If you don’t have access to your own trampoline, then you might want to consider a good pair of rebound boots. Much like the trampoline, they contribute to a low-impact workout, but unlike a trampoline, they are portable and can be used to augment other types of common exercise.
Basically, they are shoes with strong ankle support that lock the foot in place, not unlike rollerblades. Instead of having wheels on the bottom, though, rebound boots have a cleverly designed spring which compresses and expands as you move, giving you additional lift and absorbing the impact of hitting the ground.
For example, running with rebound boots on reduces joint impact by about 80% while also increasing the number of calories burned per unit of time, promoting faster weight loss.
Moreover, like trampolines, the up and down motion can strengthen your core while doing otherwise unrelated workouts, particularly helping to improve your back muscles. This results in better posture, improved spinal alignment, enhanced lymphatic function, and in some cases can be used to assist in physical rehabilitation from an injury.
Running Resistance Parachutes
Running Parachutes are equipment favored by sprinters generally, but can be an excellent approach to working out for anybody.

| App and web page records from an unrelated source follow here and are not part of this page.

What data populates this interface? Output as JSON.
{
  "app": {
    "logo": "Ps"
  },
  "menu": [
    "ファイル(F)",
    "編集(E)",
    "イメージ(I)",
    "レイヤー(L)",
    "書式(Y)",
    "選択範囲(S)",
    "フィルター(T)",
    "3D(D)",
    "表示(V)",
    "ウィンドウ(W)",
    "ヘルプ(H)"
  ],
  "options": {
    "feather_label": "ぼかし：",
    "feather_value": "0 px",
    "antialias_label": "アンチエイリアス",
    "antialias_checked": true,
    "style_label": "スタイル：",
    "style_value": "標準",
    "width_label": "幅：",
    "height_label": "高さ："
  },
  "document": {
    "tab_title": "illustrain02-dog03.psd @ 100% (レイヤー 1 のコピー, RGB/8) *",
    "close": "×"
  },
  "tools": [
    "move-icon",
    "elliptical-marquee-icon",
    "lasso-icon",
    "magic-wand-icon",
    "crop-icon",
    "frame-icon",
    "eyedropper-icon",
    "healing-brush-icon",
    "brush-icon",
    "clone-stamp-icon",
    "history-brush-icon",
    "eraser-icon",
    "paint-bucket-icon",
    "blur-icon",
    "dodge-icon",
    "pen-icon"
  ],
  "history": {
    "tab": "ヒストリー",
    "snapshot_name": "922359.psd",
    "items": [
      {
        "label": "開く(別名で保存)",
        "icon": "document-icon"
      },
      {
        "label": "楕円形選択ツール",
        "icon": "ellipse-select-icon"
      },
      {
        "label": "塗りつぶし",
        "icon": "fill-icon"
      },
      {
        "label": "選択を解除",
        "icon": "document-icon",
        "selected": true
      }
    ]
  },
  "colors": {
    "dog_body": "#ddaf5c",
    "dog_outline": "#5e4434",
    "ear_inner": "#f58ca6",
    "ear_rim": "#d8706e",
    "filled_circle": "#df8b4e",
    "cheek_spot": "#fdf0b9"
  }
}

They’re especially good for training which involves a number of repetitions.
The modern running resistance parachute is usually made from cloth or nylon and attaches to the runner by a harness. As you pick up speed, the parachute fills with air behind you, dragging you back and forcing you to work harder to get further. The faster you run, the more drag the parachute creates.
A good exercise to do with this type of equipment is to try 20-meter sprints. Start by standing still, then sprint forward 20 meters, allowing the parachute to fill up. Instead of stopping, merely slow down to a casual jog for 20 meters after that, then try sprinting the following 20 meters. Keep repeating this until you feel your legs start to fatigue.
If you feel up to it, try moving right from the 20 meter sprints to 100 meter sprints with 100 meter jobs in between them. Finally, finish up with a 400 meter run around the track, keeping a comfortably fast pace throughout.
Exercises like the one above, when combined with the running parachute, go from simply building up stamina to also increasing lean muscle mass and speed.
These are among the simplest and most versatile exercise options around. Frequently used by football players to build stamina and sculpt muscles, weighted sleds are very easy to use and get the most out of.
A weighted sled is generally just a metal slab on two runners which have been curved at the end to make handles. In the center is a metal rod for adding weights.
The weighted sled, once you’ve weighted it to your current levels of ability, can be pushed or pulled, attached to a harness, or used for weight training easily. For example, the simplest exercise is to add weights, bend low to the ground to grab the handles, then push over turf or grass for 25-50 meters. Repeat for 10 total reps of that in the set.
Weighted sleds can also be used to replicate the kind of strength training that you get from a weight machine as well. Just take a harness that you would use to attach the sled to yourself during running and instead push against it with your arms in quick bursts, moving forward after each rep for a set of 10.
You can even add difficulty by changing the ground that you use the sled on. Running attached to the sled might be easy on the grass, but try taking it to a paved track and see how much harder it is.
Find the Solution That’s Best for You
These are only some of the many exercise methods available to you. Instead of just jumping on the treadmill again, do some research and see if there’s a tool out there which will help you reach your goals faster or break a plateau. There’s no reason not to try a new piece of exercise equipment if it might help you reach and maintain the health you want.